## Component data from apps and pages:
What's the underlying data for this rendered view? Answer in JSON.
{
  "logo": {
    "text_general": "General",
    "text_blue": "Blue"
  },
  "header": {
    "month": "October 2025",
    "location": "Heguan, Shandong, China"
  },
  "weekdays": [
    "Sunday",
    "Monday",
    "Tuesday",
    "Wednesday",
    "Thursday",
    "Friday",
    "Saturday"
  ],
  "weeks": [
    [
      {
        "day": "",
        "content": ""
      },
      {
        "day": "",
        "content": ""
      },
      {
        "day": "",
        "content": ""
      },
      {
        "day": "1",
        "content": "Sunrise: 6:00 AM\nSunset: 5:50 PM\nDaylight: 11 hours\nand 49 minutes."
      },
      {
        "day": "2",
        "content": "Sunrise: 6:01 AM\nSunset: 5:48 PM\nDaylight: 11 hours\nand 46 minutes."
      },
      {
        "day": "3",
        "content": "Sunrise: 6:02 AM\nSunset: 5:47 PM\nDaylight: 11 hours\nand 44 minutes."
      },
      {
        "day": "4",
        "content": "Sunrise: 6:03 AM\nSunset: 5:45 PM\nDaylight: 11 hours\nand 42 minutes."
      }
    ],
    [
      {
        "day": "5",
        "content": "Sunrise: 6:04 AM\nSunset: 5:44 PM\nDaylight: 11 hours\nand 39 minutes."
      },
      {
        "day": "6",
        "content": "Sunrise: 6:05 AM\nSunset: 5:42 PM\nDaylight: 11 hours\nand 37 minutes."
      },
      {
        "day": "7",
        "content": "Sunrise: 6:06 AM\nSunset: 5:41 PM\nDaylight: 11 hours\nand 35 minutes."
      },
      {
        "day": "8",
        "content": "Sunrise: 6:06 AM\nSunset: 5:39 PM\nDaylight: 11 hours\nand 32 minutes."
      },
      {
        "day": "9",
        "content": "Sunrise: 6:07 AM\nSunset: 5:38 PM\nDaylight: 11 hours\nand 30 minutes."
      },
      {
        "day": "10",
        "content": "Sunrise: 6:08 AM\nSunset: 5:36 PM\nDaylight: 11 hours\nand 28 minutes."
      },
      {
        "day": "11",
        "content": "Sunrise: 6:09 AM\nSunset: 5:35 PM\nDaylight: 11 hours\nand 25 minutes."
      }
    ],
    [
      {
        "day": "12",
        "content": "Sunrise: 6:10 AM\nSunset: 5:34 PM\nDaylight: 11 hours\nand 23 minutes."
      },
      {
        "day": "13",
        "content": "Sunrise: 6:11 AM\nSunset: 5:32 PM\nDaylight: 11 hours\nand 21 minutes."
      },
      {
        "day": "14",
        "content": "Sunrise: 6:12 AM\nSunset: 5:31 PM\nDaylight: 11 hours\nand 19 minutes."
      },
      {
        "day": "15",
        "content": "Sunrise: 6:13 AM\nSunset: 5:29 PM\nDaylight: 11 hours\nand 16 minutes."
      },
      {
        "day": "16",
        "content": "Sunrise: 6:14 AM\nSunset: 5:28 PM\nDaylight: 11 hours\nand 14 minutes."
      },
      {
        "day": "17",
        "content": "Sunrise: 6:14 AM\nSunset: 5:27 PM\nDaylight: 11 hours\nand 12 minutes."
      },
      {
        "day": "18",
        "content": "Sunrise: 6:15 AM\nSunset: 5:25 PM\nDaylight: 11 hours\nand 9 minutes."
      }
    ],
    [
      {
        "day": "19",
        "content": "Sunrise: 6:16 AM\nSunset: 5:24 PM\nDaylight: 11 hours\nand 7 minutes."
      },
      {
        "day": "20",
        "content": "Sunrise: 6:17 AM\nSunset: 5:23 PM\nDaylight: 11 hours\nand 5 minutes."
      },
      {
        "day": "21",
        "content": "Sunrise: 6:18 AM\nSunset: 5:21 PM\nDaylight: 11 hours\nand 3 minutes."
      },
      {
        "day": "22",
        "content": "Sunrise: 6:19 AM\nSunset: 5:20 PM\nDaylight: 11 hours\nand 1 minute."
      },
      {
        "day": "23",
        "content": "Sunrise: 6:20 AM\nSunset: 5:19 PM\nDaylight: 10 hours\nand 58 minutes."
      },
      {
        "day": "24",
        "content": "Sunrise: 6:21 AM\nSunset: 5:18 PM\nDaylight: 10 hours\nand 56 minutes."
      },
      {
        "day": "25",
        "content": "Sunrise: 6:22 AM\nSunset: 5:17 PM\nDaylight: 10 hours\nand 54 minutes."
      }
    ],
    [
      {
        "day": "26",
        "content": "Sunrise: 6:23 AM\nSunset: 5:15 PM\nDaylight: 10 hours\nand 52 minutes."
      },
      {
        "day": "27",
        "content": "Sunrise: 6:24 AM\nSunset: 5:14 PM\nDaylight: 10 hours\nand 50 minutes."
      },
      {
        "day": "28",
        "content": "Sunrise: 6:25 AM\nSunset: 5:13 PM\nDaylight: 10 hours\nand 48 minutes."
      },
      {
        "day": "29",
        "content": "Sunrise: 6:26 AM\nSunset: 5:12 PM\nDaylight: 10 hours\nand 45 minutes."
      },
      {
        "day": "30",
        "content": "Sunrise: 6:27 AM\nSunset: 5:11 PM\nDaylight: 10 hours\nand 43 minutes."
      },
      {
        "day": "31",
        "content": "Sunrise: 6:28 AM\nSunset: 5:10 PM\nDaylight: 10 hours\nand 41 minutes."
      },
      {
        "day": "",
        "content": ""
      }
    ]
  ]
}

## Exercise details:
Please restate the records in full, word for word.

## Solution to the exercise:
What's the underlying data for this rendered view? Answer in JSON.
{
  "logo": {
    "text_general": "General",
    "text_blue": "Blue"
  },
  "header": {
    "month": "October 2025",
    "location": "Heguan, Shandong, China"
  },
  "weekdays": [
    "Sunday",
    "Monday",
    "Tuesday",
    "Wednesday",
    "Thursday",
    "Friday",
    "Saturday"
  ],
  "weeks": [
    [
      {
        "day": "",
        "content": ""
      },
      {
        "day": "",
        "content": ""
      },
      {
        "day": "",
        "content": ""
      },
      {
        "day": "1",
        "content": "Sunrise: 6:00 AM\nSunset: 5:50 PM\nDaylight: 11 hours\nand 49 minutes."
      },
      {
        "day": "2",
        "content": "Sunrise: 6:01 AM\nSunset: 5:48 PM\nDaylight: 11 hours\nand 46 minutes."
      },
      {
        "day": "3",
        "content": "Sunrise: 6:02 AM\nSunset: 5:47 PM\nDaylight: 11 hours\nand 44 minutes."
      },
      {
        "day": "4",
        "content": "Sunrise: 6:03 AM\nSunset: 5:45 PM\nDaylight: 11 hours\nand 42 minutes."
      }
    ],
    [
      {
        "day": "5",
        "content": "Sunrise: 6:04 AM\nSunset: 5:44 PM\nDaylight: 11 hours\nand 39 minutes."
      },
      {
        "day": "6",
        "content": "Sunrise: 6:05 AM\nSunset: 5:42 PM\nDaylight: 11 hours\nand 37 minutes."
      },
      {
        "day": "7",
        "content": "Sunrise: 6:06 AM\nSunset: 5:41 PM\nDaylight: 11 hours\nand 35 minutes."
      },
      {
        "day": "8",
        "content": "Sunrise: 6:06 AM\nSunset: 5:39 PM\nDaylight: 11 hours\nand 32 minutes."
      },
      {
        "day": "9",
        "content": "Sunrise: 6:07 AM\nSunset: 5:38 PM\nDaylight: 11 hours\nand 30 minutes."
      },
      {
        "day": "10",
        "content": "Sunrise: 6:08 AM\nSunset: 5:36 PM\nDaylight: 11 hours\nand 28 minutes."
      },
      {
        "day": "11",
        "content": "Sunrise: 6:09 AM\nSunset: 5:35 PM\nDaylight: 11 hours\nand 25 minutes."
      }
    ],
    [
      {
        "day": "12",
        "content": "Sunrise: 6:10 AM\nSunset: 5:34 PM\nDaylight: 11 hours\nand 23 minutes."
      },
      {
        "day": "13",
        "content": "Sunrise: 6:11 AM\nSunset: 5:32 PM\nDaylight: 11 hours\nand 21 minutes."
      },
      {
        "day": "14",
        "content": "Sunrise: 6:12 AM\nSunset: 5:31 PM\nDaylight: 11 hours\nand 19 minutes."
      },
      {
        "day": "15",
        "content": "Sunrise: 6:13 AM\nSunset: 5:29 PM\nDaylight: 11 hours\nand 16 minutes."
      },
      {
        "day": "16",
        "content": "Sunrise: 6:14 AM\nSunset: 5:28 PM\nDaylight: 11 hours\nand 14 minutes."
      },
      {
        "day": "17",
        "content": "Sunrise: 6:14 AM\nSunset: 5:27 PM\nDaylight: 11 hours\nand 12 minutes."
      },
      {
        "day": "18",
        "content": "Sunrise: 6:15 AM\nSunset: 5:25 PM\nDaylight: 11 hours\nand 9 minutes."
      }
    ],
    [
      {
        "day": "19",
        "content": "Sunrise: 6:16 AM\nSunset: 5:24 PM\nDaylight: 11 hours\nand 7 minutes."
      },
      {
        "day": "20",
        "content": "Sunrise: 6:17 AM\nSunset: 5:23 PM\nDaylight: 11 hours\nand 5 minutes."
      },
      {
        "day": "21",
        "content": "Sunrise: 6:18 AM\nSunset: 5:21 PM\nDaylight: 11 hours\nand 3 minutes."
      },
      {
        "day": "22",
        "content": "Sunrise: 6:19 AM\nSunset: 5:20 PM\nDaylight: 11 hours\nand 1 minute."
      },
      {
        "day": "23",
        "content": "Sunrise: 6:20 AM\nSunset: 5:19 PM\nDaylight: 10 hours\nand 58 minutes."
      },
      {
        "day": "24",
        "content": "Sunrise: 6:21 AM\nSunset: 5:18 PM\nDaylight: 10 hours\nand 56 minutes."
      },
      {
        "day": "25",
        "content": "Sunrise: 6:22 AM\nSunset: 5:17 PM\nDaylight: 10 hours\nand 54 minutes."
      }
    ],
    [
      {
        "day": "26",
        "content": "Sunrise: 6:23 AM\nSunset: 5:15 PM\nDaylight: 10 hours\nand 52 minutes."
      },
      {
        "day": "27",
        "content": "Sunrise: 6:24 AM\nSunset: 5:14 PM\nDaylight: 10 hours\nand 50 minutes."
      },
      {
        "day": "28",
        "content": "Sunrise: 6:25 AM\nSunset: 5:13 PM\nDaylight: 10 hours\nand 48 minutes."
      },
      {
        "day": "29",
        "content": "Sunrise: 6:26 AM\nSunset: 5:12 PM\nDaylight: 10 hours\nand 45 minutes."
      },
      {
        "day": "30",
        "content": "Sunrise: 6:27 AM\nSunset: 5:11 PM\nDaylight: 10 hours\nand 43 minutes."
      },
      {
        "day": "31",
        "content": "Sunrise: 6:28 AM\nSunset: 5:10 PM\nDaylight: 10 hours\nand 41 minutes."
      },
      {
        "day": "",
        "content": ""
      }
    ]
  ]
}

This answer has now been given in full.